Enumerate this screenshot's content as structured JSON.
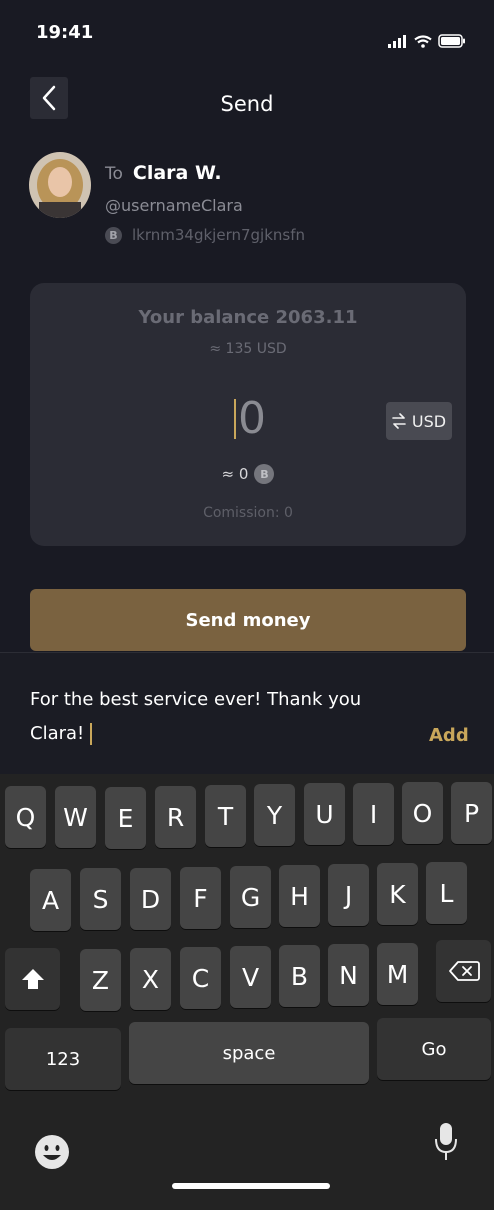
{
  "status": {
    "time": "19:41"
  },
  "header": {
    "title": "Send"
  },
  "recipient": {
    "to_label": "To",
    "name": "Clara W.",
    "username": "@usernameClara",
    "address": "lkrnm34gkjern7gjknsfn",
    "coin_symbol": "B"
  },
  "balance_card": {
    "balance_text": "Your balance 2063.11",
    "approx_text": "≈ 135 USD",
    "amount_value": "0",
    "currency_toggle_label": "USD",
    "converted_text": "≈ 0",
    "coin_symbol": "B",
    "commission_text": "Comission: 0"
  },
  "actions": {
    "send_label": "Send money"
  },
  "message": {
    "line1": "For the best service ever! Thank you",
    "line2": "Clara!",
    "add_label": "Add"
  },
  "keyboard": {
    "row1": [
      "Q",
      "W",
      "E",
      "R",
      "T",
      "Y",
      "U",
      "I",
      "O",
      "P"
    ],
    "row2": [
      "A",
      "S",
      "D",
      "F",
      "G",
      "H",
      "J",
      "K",
      "L"
    ],
    "row3": [
      "Z",
      "X",
      "C",
      "V",
      "B",
      "N",
      "M"
    ],
    "numbers_label": "123",
    "space_label": "space",
    "go_label": "Go",
    "icons": [
      "shift-icon",
      "backspace-icon",
      "emoji-icon",
      "microphone-icon"
    ]
  },
  "colors": {
    "background": "#191a23",
    "card": "#2b2c35",
    "accent_gold": "#c9a75b",
    "send_button": "#7a6240",
    "keyboard": "#232323"
  }
}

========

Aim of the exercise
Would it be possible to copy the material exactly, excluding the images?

Result
Enumerate this screenshot's content as structured JSON.
{
  "status": {
    "time": "19:41"
  },
  "header": {
    "title": "Send"
  },
  "recipient": {
    "to_label": "To",
    "name": "Clara W.",
    "username": "@usernameClara",
    "address": "lkrnm34gkjern7gjknsfn",
    "coin_symbol": "B"
  },
  "balance_card": {
    "balance_text": "Your balance 2063.11",
    "approx_text": "≈ 135 USD",
    "amount_value": "0",
    "currency_toggle_label": "USD",
    "converted_text": "≈ 0",
    "coin_symbol": "B",
    "commission_text": "Comission: 0"
  },
  "actions": {
    "send_label": "Send money"
  },
  "message": {
    "line1": "For the best service ever! Thank you",
    "line2": "Clara!",
    "add_label": "Add"
  },
  "keyboard": {
    "row1": [
      "Q",
      "W",
      "E",
      "R",
      "T",
      "Y",
      "U",
      "I",
      "O",
      "P"
    ],
    "row2": [
      "A",
      "S",
      "D",
      "F",
      "G",
      "H",
      "J",
      "K",
      "L"
    ],
    "row3": [
      "Z",
      "X",
      "C",
      "V",
      "B",
      "N",
      "M"
    ],
    "numbers_label": "123",
    "space_label": "space",
    "go_label": "Go",
    "icons": [
      "shift-icon",
      "backspace-icon",
      "emoji-icon",
      "microphone-icon"
    ]
  },
  "colors": {
    "background": "#191a23",
    "card": "#2b2c35",
    "accent_gold": "#c9a75b",
    "send_button": "#7a6240",
    "keyboard": "#232323"
  }
}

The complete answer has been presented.